Volz is now working to launch a SOS Strategy Center designed to assist primarily (but not limited to) citizens of the United States and Puerto Rico who find themselves in trouble abroad. Specific to the work of the SOS Strategy Center are cases that have political undertones, which complicate the ability to secure a fair trial and due process.
The reason Nicaragua has one of the lowest crime rates in Latin America is due to its political regime which constrains both illegal activity and expression of personal freedoms. In fact often Nicargua's sandinista government confuses both of the notions. That's exactly what happened in the case of Eric Volz; moreover, as Eric mentions, the incident took place right after D. Ortega's re-election. During that time it was very important for a communist leader to show its power and ability to confront Western world. He did the same thing when he recognized South Ossetia's independence along with Russia when nobody else did.
Thank you for sharing that link.
I am glad that Eric Volz did not have to spend thirty years in jail. Wasn't there a way for Eric to get tried on American soil and have more of a fair trial? I would like to know when he was released and finally deemed innocent.
This reminds me of Euna Lee and Laura Ling, two American journalists from CurrentTV that were both found guilty of 'hostile acts' when they had mistakenly bypassed North Korea's border. First of all, if you're going to be a hardcore government and arrest everyone that crosses over to your border, it would be essential to have landmarks to separate the two countries to know which people are really trying to do you harm vs. the ones that just didn't know any better. I am just saying. Now, the most screwed up part from set article, http://www.time.com/time/world/artic...888004,00.html , is that it states that 'Observers expect the two American reporters now being detained for "illegally intruding" into the North will become a pawn to be used by Pyongyang at an opportune political moment.' Tell me this isn't true.
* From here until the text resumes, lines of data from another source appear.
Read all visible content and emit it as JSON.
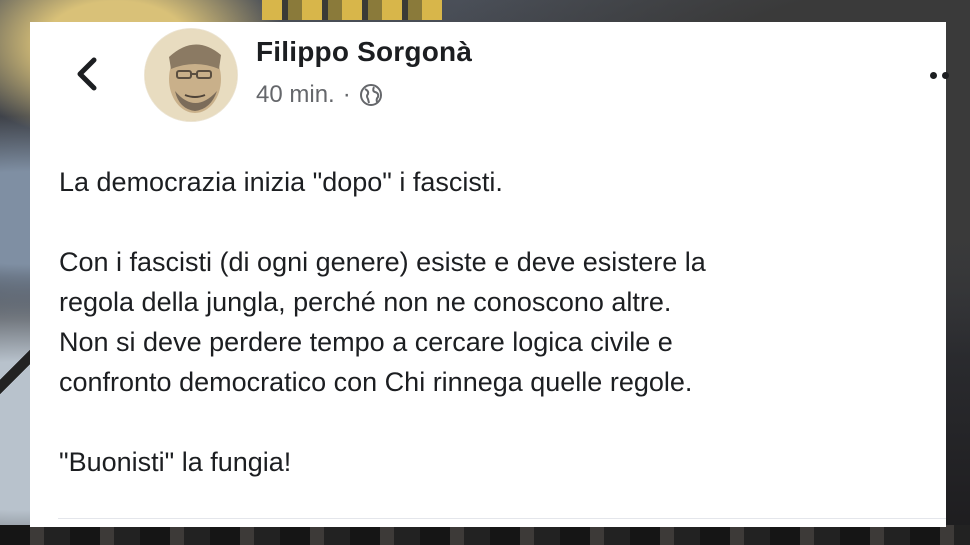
{
  "post": {
    "author_name": "Filippo Sorgonà",
    "timestamp": "40 min.",
    "separator": "·",
    "privacy_icon": "globe-icon",
    "back_icon": "chevron-left-icon",
    "more_icon": "more-options-icon",
    "paragraphs": [
      {
        "lines": [
          "La democrazia inizia \"dopo\" i fascisti."
        ]
      },
      {
        "lines": [
          "Con i fascisti (di ogni genere) esiste e deve esistere la",
          "regola della jungla, perché non ne conoscono altre.",
          "Non si deve perdere tempo a cercare logica civile e",
          "confronto democratico con Chi rinnega quelle regole."
        ]
      },
      {
        "lines": [
          "\"Buonisti\" la fungia!"
        ]
      }
    ]
  },
  "colors": {
    "card_background": "#ffffff",
    "primary_text": "#1c1e21",
    "secondary_text": "#65676b"
  }
}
In these two cases, if foreign countries took the time to look up the arrested international background, they would realize that their initial intention is to accumulate information for their site while making sure that they are not break any foreign laws. In Euna Lee and Laura Ling case, I would imagine they would still get tried but with that tidbit of background, hopefully, they would be given some lenience.
I looked up Eric Volz prior to watching this video and I was appalled at the injustice that he received. I watched the youtube videp: http://www.youtube.com/watch?v=8YChhOHrFA4 to get a better sense of what had happened.
I cannot believe that the Nicaraguan court did not present any actual evidence of Eric committing the murder and dismissed the 100 forensic samples that proved Eric was not at the scene of the crime as well as his phone records that proved his innocence. Had they proceeded the legal way, there would not have been a case and they would have caught the actual perpetrator. But it seems they were more interested in having big newspaper headlines rather than putting the real murderer behind bars. And it's a wonder because Nicaragua has the lowest crime rate Central America.
Is the Nicaraguan government that absurdly blind and dim witted? What if Eric Volz did not own a website? He probably would still be in jail for a wrongdoing that he did not commit. The Nicaraguan court sickens me.